## WHAT YOU ARE ASKED TO DO
For the string "Publicar", state the number of lines in the data that contain it, and nothing else.
** Opening RECORDS FOR THE EXERCISE block **
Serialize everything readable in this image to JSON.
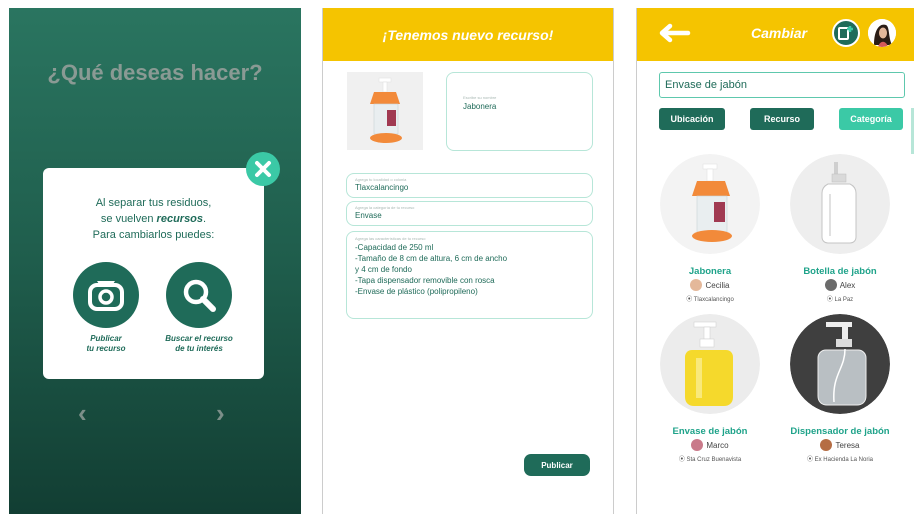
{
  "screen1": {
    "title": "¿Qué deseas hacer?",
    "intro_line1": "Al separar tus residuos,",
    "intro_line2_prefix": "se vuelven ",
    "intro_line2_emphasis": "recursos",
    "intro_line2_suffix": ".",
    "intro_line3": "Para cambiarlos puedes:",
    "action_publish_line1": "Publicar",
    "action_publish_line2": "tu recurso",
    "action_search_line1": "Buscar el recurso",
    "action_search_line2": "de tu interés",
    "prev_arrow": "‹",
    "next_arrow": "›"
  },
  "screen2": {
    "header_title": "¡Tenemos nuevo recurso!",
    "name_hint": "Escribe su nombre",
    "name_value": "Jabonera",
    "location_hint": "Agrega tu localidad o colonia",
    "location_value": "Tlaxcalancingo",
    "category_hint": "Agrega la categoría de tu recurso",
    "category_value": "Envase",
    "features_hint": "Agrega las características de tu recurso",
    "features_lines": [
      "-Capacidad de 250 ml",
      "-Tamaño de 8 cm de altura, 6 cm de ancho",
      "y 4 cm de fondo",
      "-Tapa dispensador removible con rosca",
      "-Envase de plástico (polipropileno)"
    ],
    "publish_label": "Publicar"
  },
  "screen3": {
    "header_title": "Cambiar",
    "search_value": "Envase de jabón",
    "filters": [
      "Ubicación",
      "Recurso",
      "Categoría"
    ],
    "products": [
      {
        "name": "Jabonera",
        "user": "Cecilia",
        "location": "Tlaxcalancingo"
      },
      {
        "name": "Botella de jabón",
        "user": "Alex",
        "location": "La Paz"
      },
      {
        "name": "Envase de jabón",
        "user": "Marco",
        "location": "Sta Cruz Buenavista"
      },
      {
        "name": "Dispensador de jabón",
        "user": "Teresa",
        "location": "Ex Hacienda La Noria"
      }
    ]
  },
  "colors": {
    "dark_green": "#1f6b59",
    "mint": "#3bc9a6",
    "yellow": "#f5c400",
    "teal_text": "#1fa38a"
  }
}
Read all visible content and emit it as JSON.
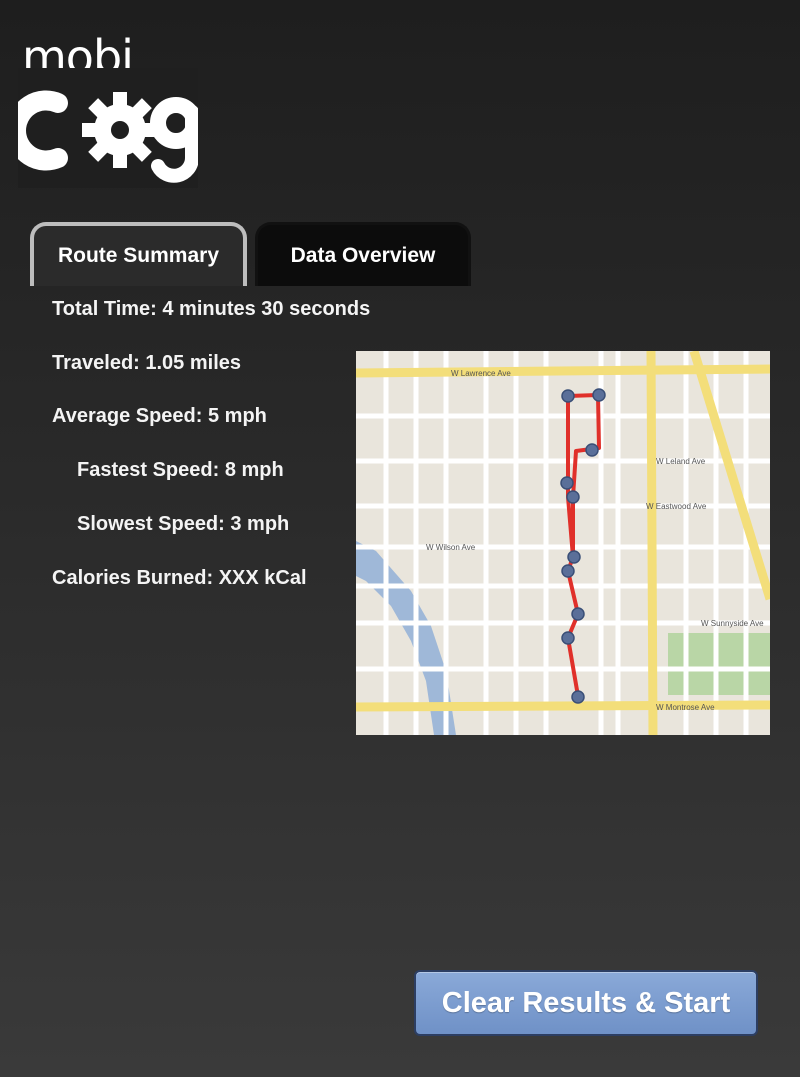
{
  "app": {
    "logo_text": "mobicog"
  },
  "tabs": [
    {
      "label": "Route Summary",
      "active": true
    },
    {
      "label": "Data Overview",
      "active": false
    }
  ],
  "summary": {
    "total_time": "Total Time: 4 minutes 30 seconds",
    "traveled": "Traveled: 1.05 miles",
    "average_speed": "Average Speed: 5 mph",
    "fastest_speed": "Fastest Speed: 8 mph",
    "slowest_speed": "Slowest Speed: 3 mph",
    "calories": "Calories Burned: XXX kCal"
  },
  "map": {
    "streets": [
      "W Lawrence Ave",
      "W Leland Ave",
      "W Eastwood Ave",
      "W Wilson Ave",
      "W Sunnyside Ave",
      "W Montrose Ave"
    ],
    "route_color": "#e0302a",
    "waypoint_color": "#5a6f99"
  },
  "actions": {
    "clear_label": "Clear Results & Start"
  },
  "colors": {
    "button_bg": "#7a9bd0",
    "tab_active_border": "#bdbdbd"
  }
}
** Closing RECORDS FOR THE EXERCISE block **
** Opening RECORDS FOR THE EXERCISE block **
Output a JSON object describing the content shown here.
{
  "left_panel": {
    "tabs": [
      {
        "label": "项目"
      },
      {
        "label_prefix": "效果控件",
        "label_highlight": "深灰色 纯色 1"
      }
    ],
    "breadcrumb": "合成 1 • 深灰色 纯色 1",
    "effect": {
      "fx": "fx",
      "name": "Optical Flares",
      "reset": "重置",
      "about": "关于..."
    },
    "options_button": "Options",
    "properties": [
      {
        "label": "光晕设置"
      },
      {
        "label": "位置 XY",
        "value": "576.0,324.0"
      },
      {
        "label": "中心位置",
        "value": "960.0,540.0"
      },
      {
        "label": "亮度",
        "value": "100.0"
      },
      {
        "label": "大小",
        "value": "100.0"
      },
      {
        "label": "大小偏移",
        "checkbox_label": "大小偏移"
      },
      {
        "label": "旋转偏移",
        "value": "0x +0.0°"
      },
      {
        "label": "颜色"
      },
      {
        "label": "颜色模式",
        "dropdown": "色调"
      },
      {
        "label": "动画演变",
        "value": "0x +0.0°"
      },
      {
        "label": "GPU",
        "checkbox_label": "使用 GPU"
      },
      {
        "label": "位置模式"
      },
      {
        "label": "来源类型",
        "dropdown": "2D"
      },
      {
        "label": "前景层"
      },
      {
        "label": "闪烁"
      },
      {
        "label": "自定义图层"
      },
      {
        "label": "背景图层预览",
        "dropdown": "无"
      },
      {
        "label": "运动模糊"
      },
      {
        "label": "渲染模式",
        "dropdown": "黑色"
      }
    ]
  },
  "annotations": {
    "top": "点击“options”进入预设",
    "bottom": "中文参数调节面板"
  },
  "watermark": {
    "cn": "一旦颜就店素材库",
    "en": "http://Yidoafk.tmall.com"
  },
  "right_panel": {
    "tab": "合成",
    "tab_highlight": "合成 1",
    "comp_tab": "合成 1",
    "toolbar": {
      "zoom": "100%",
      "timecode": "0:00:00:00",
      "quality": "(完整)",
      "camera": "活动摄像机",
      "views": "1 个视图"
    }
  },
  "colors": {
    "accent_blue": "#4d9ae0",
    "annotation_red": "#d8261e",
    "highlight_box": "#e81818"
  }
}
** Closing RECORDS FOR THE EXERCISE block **
## SOLUTION TO THIS EXERCISE
2